Information section start
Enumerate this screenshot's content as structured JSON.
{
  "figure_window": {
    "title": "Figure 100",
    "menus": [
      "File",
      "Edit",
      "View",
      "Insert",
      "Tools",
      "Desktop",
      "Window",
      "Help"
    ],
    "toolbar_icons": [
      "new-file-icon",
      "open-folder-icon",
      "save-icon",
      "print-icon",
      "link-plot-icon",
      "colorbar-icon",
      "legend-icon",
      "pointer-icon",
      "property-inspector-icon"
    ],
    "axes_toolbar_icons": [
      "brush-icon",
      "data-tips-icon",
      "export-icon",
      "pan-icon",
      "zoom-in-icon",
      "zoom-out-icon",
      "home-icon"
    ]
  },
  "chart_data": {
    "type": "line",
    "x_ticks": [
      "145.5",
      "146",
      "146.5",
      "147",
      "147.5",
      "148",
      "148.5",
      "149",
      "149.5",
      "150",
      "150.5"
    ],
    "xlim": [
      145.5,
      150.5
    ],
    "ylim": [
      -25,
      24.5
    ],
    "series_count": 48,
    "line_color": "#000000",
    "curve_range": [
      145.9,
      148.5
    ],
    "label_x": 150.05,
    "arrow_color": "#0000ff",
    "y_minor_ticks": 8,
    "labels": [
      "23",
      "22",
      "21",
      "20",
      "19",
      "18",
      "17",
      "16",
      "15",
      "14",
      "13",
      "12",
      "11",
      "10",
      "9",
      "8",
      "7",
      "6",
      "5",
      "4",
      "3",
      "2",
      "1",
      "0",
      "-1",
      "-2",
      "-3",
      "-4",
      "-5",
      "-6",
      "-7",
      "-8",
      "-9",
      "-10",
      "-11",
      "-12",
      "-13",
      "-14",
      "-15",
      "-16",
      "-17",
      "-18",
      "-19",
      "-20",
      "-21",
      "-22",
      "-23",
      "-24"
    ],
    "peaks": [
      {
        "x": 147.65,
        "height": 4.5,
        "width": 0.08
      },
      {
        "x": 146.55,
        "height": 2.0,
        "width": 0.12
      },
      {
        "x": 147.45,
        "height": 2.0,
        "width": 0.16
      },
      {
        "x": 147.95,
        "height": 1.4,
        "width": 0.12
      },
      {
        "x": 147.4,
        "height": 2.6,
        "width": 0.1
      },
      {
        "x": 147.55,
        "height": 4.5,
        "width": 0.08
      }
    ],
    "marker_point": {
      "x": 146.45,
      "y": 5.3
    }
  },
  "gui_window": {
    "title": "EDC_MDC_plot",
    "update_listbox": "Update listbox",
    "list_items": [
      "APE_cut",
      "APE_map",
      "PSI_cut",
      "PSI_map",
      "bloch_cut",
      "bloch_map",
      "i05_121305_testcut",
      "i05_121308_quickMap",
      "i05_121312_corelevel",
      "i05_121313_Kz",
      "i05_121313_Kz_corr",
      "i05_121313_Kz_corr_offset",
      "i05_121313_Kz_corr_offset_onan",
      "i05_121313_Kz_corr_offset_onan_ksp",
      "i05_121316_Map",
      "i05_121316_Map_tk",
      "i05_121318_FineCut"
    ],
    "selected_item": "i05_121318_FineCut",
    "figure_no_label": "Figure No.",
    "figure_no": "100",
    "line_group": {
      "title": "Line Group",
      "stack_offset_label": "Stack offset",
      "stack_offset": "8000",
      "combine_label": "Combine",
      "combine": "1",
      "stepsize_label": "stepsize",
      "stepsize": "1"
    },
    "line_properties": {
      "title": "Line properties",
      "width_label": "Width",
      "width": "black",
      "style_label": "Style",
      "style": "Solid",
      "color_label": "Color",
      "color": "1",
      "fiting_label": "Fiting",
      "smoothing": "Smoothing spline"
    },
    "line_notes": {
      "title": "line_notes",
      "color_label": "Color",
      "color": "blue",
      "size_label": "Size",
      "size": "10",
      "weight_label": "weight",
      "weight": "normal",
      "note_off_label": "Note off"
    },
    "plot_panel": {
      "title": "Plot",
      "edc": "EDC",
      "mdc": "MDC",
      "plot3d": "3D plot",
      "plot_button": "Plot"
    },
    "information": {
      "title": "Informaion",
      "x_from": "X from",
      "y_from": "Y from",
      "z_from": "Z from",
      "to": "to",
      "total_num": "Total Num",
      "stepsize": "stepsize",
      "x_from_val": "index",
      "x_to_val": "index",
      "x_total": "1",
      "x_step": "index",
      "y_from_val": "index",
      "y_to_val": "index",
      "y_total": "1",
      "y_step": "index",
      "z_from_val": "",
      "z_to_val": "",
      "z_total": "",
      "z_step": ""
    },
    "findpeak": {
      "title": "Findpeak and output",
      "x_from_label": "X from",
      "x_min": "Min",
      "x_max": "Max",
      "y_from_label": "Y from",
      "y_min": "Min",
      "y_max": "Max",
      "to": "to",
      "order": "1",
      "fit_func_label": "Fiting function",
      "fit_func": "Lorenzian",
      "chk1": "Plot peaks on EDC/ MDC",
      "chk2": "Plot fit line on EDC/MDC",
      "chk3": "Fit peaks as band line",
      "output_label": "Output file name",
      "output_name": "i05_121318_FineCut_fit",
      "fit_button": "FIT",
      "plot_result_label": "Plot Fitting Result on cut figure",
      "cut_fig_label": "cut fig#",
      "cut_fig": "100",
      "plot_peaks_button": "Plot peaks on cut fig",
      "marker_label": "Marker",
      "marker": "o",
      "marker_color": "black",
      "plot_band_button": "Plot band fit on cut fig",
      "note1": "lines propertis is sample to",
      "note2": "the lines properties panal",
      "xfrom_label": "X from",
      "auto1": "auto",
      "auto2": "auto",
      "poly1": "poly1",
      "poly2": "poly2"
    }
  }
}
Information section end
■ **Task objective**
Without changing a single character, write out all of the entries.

■ **Answer box**
Enumerate this screenshot's content as structured JSON.
{
  "figure_window": {
    "title": "Figure 100",
    "menus": [
      "File",
      "Edit",
      "View",
      "Insert",
      "Tools",
      "Desktop",
      "Window",
      "Help"
    ],
    "toolbar_icons": [
      "new-file-icon",
      "open-folder-icon",
      "save-icon",
      "print-icon",
      "link-plot-icon",
      "colorbar-icon",
      "legend-icon",
      "pointer-icon",
      "property-inspector-icon"
    ],
    "axes_toolbar_icons": [
      "brush-icon",
      "data-tips-icon",
      "export-icon",
      "pan-icon",
      "zoom-in-icon",
      "zoom-out-icon",
      "home-icon"
    ]
  },
  "chart_data": {
    "type": "line",
    "x_ticks": [
      "145.5",
      "146",
      "146.5",
      "147",
      "147.5",
      "148",
      "148.5",
      "149",
      "149.5",
      "150",
      "150.5"
    ],
    "xlim": [
      145.5,
      150.5
    ],
    "ylim": [
      -25,
      24.5
    ],
    "series_count": 48,
    "line_color": "#000000",
    "curve_range": [
      145.9,
      148.5
    ],
    "label_x": 150.05,
    "arrow_color": "#0000ff",
    "y_minor_ticks": 8,
    "labels": [
      "23",
      "22",
      "21",
      "20",
      "19",
      "18",
      "17",
      "16",
      "15",
      "14",
      "13",
      "12",
      "11",
      "10",
      "9",
      "8",
      "7",
      "6",
      "5",
      "4",
      "3",
      "2",
      "1",
      "0",
      "-1",
      "-2",
      "-3",
      "-4",
      "-5",
      "-6",
      "-7",
      "-8",
      "-9",
      "-10",
      "-11",
      "-12",
      "-13",
      "-14",
      "-15",
      "-16",
      "-17",
      "-18",
      "-19",
      "-20",
      "-21",
      "-22",
      "-23",
      "-24"
    ],
    "peaks": [
      {
        "x": 147.65,
        "height": 4.5,
        "width": 0.08
      },
      {
        "x": 146.55,
        "height": 2.0,
        "width": 0.12
      },
      {
        "x": 147.45,
        "height": 2.0,
        "width": 0.16
      },
      {
        "x": 147.95,
        "height": 1.4,
        "width": 0.12
      },
      {
        "x": 147.4,
        "height": 2.6,
        "width": 0.1
      },
      {
        "x": 147.55,
        "height": 4.5,
        "width": 0.08
      }
    ],
    "marker_point": {
      "x": 146.45,
      "y": 5.3
    }
  },
  "gui_window": {
    "title": "EDC_MDC_plot",
    "update_listbox": "Update listbox",
    "list_items": [
      "APE_cut",
      "APE_map",
      "PSI_cut",
      "PSI_map",
      "bloch_cut",
      "bloch_map",
      "i05_121305_testcut",
      "i05_121308_quickMap",
      "i05_121312_corelevel",
      "i05_121313_Kz",
      "i05_121313_Kz_corr",
      "i05_121313_Kz_corr_offset",
      "i05_121313_Kz_corr_offset_onan",
      "i05_121313_Kz_corr_offset_onan_ksp",
      "i05_121316_Map",
      "i05_121316_Map_tk",
      "i05_121318_FineCut"
    ],
    "selected_item": "i05_121318_FineCut",
    "figure_no_label": "Figure No.",
    "figure_no": "100",
    "line_group": {
      "title": "Line Group",
      "stack_offset_label": "Stack offset",
      "stack_offset": "8000",
      "combine_label": "Combine",
      "combine": "1",
      "stepsize_label": "stepsize",
      "stepsize": "1"
    },
    "line_properties": {
      "title": "Line properties",
      "width_label": "Width",
      "width": "black",
      "style_label": "Style",
      "style": "Solid",
      "color_label": "Color",
      "color": "1",
      "fiting_label": "Fiting",
      "smoothing": "Smoothing spline"
    },
    "line_notes": {
      "title": "line_notes",
      "color_label": "Color",
      "color": "blue",
      "size_label": "Size",
      "size": "10",
      "weight_label": "weight",
      "weight": "normal",
      "note_off_label": "Note off"
    },
    "plot_panel": {
      "title": "Plot",
      "edc": "EDC",
      "mdc": "MDC",
      "plot3d": "3D plot",
      "plot_button": "Plot"
    },
    "information": {
      "title": "Informaion",
      "x_from": "X from",
      "y_from": "Y from",
      "z_from": "Z from",
      "to": "to",
      "total_num": "Total Num",
      "stepsize": "stepsize",
      "x_from_val": "index",
      "x_to_val": "index",
      "x_total": "1",
      "x_step": "index",
      "y_from_val": "index",
      "y_to_val": "index",
      "y_total": "1",
      "y_step": "index",
      "z_from_val": "",
      "z_to_val": "",
      "z_total": "",
      "z_step": ""
    },
    "findpeak": {
      "title": "Findpeak and output",
      "x_from_label": "X from",
      "x_min": "Min",
      "x_max": "Max",
      "y_from_label": "Y from",
      "y_min": "Min",
      "y_max": "Max",
      "to": "to",
      "order": "1",
      "fit_func_label": "Fiting function",
      "fit_func": "Lorenzian",
      "chk1": "Plot peaks on EDC/ MDC",
      "chk2": "Plot fit line on EDC/MDC",
      "chk3": "Fit peaks as band line",
      "output_label": "Output file name",
      "output_name": "i05_121318_FineCut_fit",
      "fit_button": "FIT",
      "plot_result_label": "Plot Fitting Result on cut figure",
      "cut_fig_label": "cut fig#",
      "cut_fig": "100",
      "plot_peaks_button": "Plot peaks on cut fig",
      "marker_label": "Marker",
      "marker": "o",
      "marker_color": "black",
      "plot_band_button": "Plot band fit on cut fig",
      "note1": "lines propertis is sample to",
      "note2": "the lines properties panal",
      "xfrom_label": "X from",
      "auto1": "auto",
      "auto2": "auto",
      "poly1": "poly1",
      "poly2": "poly2"
    }
  }
}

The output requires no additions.